* DATA EXCERPTS
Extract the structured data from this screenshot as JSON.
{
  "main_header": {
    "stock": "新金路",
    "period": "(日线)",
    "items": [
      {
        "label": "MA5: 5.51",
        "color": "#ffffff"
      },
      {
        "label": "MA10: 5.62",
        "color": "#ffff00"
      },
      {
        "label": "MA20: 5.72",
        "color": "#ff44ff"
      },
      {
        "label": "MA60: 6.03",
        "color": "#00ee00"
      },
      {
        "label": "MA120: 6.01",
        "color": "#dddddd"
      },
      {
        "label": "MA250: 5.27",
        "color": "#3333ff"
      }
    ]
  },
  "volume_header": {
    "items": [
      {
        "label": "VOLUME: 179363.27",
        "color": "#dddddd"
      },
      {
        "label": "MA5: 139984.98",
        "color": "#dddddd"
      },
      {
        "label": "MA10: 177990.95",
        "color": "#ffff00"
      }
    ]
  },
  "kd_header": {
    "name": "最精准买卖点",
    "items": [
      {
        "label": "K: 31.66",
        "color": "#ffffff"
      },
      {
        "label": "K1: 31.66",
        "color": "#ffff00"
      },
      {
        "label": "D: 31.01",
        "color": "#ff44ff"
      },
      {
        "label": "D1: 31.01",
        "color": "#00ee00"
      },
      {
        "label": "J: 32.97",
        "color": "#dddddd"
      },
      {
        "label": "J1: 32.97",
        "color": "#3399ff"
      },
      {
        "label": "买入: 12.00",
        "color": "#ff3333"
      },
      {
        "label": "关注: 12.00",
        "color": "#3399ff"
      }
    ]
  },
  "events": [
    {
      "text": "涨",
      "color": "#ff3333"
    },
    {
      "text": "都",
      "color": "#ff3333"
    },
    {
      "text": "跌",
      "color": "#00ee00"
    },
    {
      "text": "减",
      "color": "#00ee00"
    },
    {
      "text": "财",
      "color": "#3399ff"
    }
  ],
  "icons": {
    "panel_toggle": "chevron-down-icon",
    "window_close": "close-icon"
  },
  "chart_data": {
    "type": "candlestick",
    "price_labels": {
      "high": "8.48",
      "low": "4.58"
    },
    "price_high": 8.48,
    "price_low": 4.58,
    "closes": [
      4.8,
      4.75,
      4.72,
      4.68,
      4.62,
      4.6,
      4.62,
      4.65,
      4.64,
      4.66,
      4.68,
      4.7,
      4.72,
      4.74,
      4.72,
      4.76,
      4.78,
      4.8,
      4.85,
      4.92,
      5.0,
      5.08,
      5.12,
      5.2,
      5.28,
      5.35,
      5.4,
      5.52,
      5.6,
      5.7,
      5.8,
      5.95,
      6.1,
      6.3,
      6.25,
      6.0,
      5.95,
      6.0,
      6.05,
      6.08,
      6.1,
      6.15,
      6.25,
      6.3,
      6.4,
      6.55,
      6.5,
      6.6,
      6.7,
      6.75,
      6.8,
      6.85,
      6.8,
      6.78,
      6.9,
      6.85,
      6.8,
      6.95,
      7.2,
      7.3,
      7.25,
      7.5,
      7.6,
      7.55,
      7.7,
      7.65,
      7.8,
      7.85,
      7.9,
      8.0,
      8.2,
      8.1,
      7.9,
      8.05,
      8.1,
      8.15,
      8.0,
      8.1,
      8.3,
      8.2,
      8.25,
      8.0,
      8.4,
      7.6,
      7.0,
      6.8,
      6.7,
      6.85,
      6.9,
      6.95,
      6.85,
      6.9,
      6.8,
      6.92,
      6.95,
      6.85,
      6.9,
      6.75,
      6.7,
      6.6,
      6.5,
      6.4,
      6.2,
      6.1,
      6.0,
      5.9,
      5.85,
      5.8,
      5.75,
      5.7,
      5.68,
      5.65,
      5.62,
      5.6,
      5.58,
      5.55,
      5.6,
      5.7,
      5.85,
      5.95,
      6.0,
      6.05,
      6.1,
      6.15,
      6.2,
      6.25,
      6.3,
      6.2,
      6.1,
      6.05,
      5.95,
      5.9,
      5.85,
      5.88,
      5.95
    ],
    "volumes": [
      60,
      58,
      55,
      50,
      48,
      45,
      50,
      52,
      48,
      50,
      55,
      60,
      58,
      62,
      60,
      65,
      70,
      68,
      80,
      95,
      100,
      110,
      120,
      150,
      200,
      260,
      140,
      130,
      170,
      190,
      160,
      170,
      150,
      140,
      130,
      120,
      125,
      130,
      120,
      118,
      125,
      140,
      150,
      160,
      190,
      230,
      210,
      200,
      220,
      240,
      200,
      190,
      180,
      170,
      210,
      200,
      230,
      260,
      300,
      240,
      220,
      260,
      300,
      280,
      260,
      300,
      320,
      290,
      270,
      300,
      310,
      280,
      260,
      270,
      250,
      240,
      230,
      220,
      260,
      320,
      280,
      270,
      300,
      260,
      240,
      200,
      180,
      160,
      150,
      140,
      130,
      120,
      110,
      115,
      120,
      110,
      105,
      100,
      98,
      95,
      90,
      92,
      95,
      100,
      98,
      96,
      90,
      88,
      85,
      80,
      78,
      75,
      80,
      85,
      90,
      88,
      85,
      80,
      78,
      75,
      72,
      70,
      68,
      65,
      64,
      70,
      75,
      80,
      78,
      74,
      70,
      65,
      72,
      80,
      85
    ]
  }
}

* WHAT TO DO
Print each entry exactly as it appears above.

* REPLY
Extract the structured data from this screenshot as JSON.
{
  "main_header": {
    "stock": "新金路",
    "period": "(日线)",
    "items": [
      {
        "label": "MA5: 5.51",
        "color": "#ffffff"
      },
      {
        "label": "MA10: 5.62",
        "color": "#ffff00"
      },
      {
        "label": "MA20: 5.72",
        "color": "#ff44ff"
      },
      {
        "label": "MA60: 6.03",
        "color": "#00ee00"
      },
      {
        "label": "MA120: 6.01",
        "color": "#dddddd"
      },
      {
        "label": "MA250: 5.27",
        "color": "#3333ff"
      }
    ]
  },
  "volume_header": {
    "items": [
      {
        "label": "VOLUME: 179363.27",
        "color": "#dddddd"
      },
      {
        "label": "MA5: 139984.98",
        "color": "#dddddd"
      },
      {
        "label": "MA10: 177990.95",
        "color": "#ffff00"
      }
    ]
  },
  "kd_header": {
    "name": "最精准买卖点",
    "items": [
      {
        "label": "K: 31.66",
        "color": "#ffffff"
      },
      {
        "label": "K1: 31.66",
        "color": "#ffff00"
      },
      {
        "label": "D: 31.01",
        "color": "#ff44ff"
      },
      {
        "label": "D1: 31.01",
        "color": "#00ee00"
      },
      {
        "label": "J: 32.97",
        "color": "#dddddd"
      },
      {
        "label": "J1: 32.97",
        "color": "#3399ff"
      },
      {
        "label": "买入: 12.00",
        "color": "#ff3333"
      },
      {
        "label": "关注: 12.00",
        "color": "#3399ff"
      }
    ]
  },
  "events": [
    {
      "text": "涨",
      "color": "#ff3333"
    },
    {
      "text": "都",
      "color": "#ff3333"
    },
    {
      "text": "跌",
      "color": "#00ee00"
    },
    {
      "text": "减",
      "color": "#00ee00"
    },
    {
      "text": "财",
      "color": "#3399ff"
    }
  ],
  "icons": {
    "panel_toggle": "chevron-down-icon",
    "window_close": "close-icon"
  },
  "chart_data": {
    "type": "candlestick",
    "price_labels": {
      "high": "8.48",
      "low": "4.58"
    },
    "price_high": 8.48,
    "price_low": 4.58,
    "closes": [
      4.8,
      4.75,
      4.72,
      4.68,
      4.62,
      4.6,
      4.62,
      4.65,
      4.64,
      4.66,
      4.68,
      4.7,
      4.72,
      4.74,
      4.72,
      4.76,
      4.78,
      4.8,
      4.85,
      4.92,
      5.0,
      5.08,
      5.12,
      5.2,
      5.28,
      5.35,
      5.4,
      5.52,
      5.6,
      5.7,
      5.8,
      5.95,
      6.1,
      6.3,
      6.25,
      6.0,
      5.95,
      6.0,
      6.05,
      6.08,
      6.1,
      6.15,
      6.25,
      6.3,
      6.4,
      6.55,
      6.5,
      6.6,
      6.7,
      6.75,
      6.8,
      6.85,
      6.8,
      6.78,
      6.9,
      6.85,
      6.8,
      6.95,
      7.2,
      7.3,
      7.25,
      7.5,
      7.6,
      7.55,
      7.7,
      7.65,
      7.8,
      7.85,
      7.9,
      8.0,
      8.2,
      8.1,
      7.9,
      8.05,
      8.1,
      8.15,
      8.0,
      8.1,
      8.3,
      8.2,
      8.25,
      8.0,
      8.4,
      7.6,
      7.0,
      6.8,
      6.7,
      6.85,
      6.9,
      6.95,
      6.85,
      6.9,
      6.8,
      6.92,
      6.95,
      6.85,
      6.9,
      6.75,
      6.7,
      6.6,
      6.5,
      6.4,
      6.2,
      6.1,
      6.0,
      5.9,
      5.85,
      5.8,
      5.75,
      5.7,
      5.68,
      5.65,
      5.62,
      5.6,
      5.58,
      5.55,
      5.6,
      5.7,
      5.85,
      5.95,
      6.0,
      6.05,
      6.1,
      6.15,
      6.2,
      6.25,
      6.3,
      6.2,
      6.1,
      6.05,
      5.95,
      5.9,
      5.85,
      5.88,
      5.95
    ],
    "volumes": [
      60,
      58,
      55,
      50,
      48,
      45,
      50,
      52,
      48,
      50,
      55,
      60,
      58,
      62,
      60,
      65,
      70,
      68,
      80,
      95,
      100,
      110,
      120,
      150,
      200,
      260,
      140,
      130,
      170,
      190,
      160,
      170,
      150,
      140,
      130,
      120,
      125,
      130,
      120,
      118,
      125,
      140,
      150,
      160,
      190,
      230,
      210,
      200,
      220,
      240,
      200,
      190,
      180,
      170,
      210,
      200,
      230,
      260,
      300,
      240,
      220,
      260,
      300,
      280,
      260,
      300,
      320,
      290,
      270,
      300,
      310,
      280,
      260,
      270,
      250,
      240,
      230,
      220,
      260,
      320,
      280,
      270,
      300,
      260,
      240,
      200,
      180,
      160,
      150,
      140,
      130,
      120,
      110,
      115,
      120,
      110,
      105,
      100,
      98,
      95,
      90,
      92,
      95,
      100,
      98,
      96,
      90,
      88,
      85,
      80,
      78,
      75,
      80,
      85,
      90,
      88,
      85,
      80,
      78,
      75,
      72,
      70,
      68,
      65,
      64,
      70,
      75,
      80,
      78,
      74,
      70,
      65,
      72,
      80,
      85
    ]
  }
}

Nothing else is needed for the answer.